The amplification of UV irradiance at the Earth’s surface that is due to successive reflections between the snow-covered ground and the scattering atmosphere is analyzed by a method based on decoupling the atmosphere and the surface functions. For a uniform Lambertian surface the amplification factor for the global irradiance depends only on the product of the surface reflectance and the atmospheric backscatter. It varies with wavelength, reaching a maximum near 320 nm; this maximum is close to 50% for clean snow. In UV-B the amplification depends strongly on tropospheric ozone. For non-Lambertian, nonuniform surfaces it is possible, by the same method, to define effective or average reflectances.

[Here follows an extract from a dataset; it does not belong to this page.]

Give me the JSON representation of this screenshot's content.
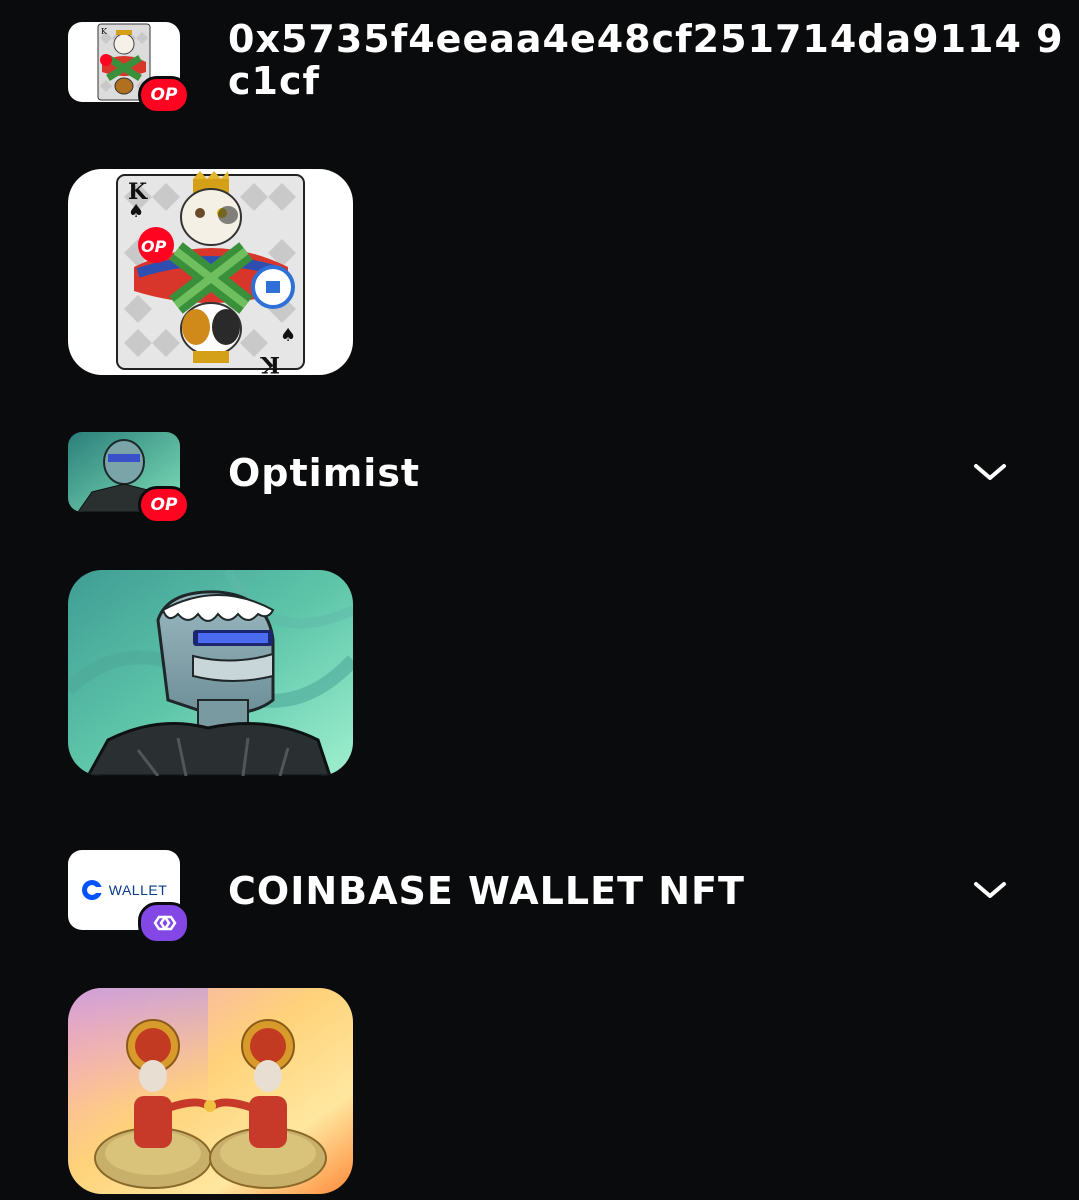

© 1998 Optical Society of America
(030.5620) Coherence and statistical optics : Radiative transfer
(120.5700) Instrumentation, measurement, and metrology : Reflection
(260.0260) Physical optics : Physical optics
(260.7190) Physical optics : Ultraviolet
Jacqueline Lenoble, "Modeling of the Influence of Snow Reflectance on Ultraviolet Irradiance for Cloudless Sky," Appl. Opt. 37, 2441-2447 (1998)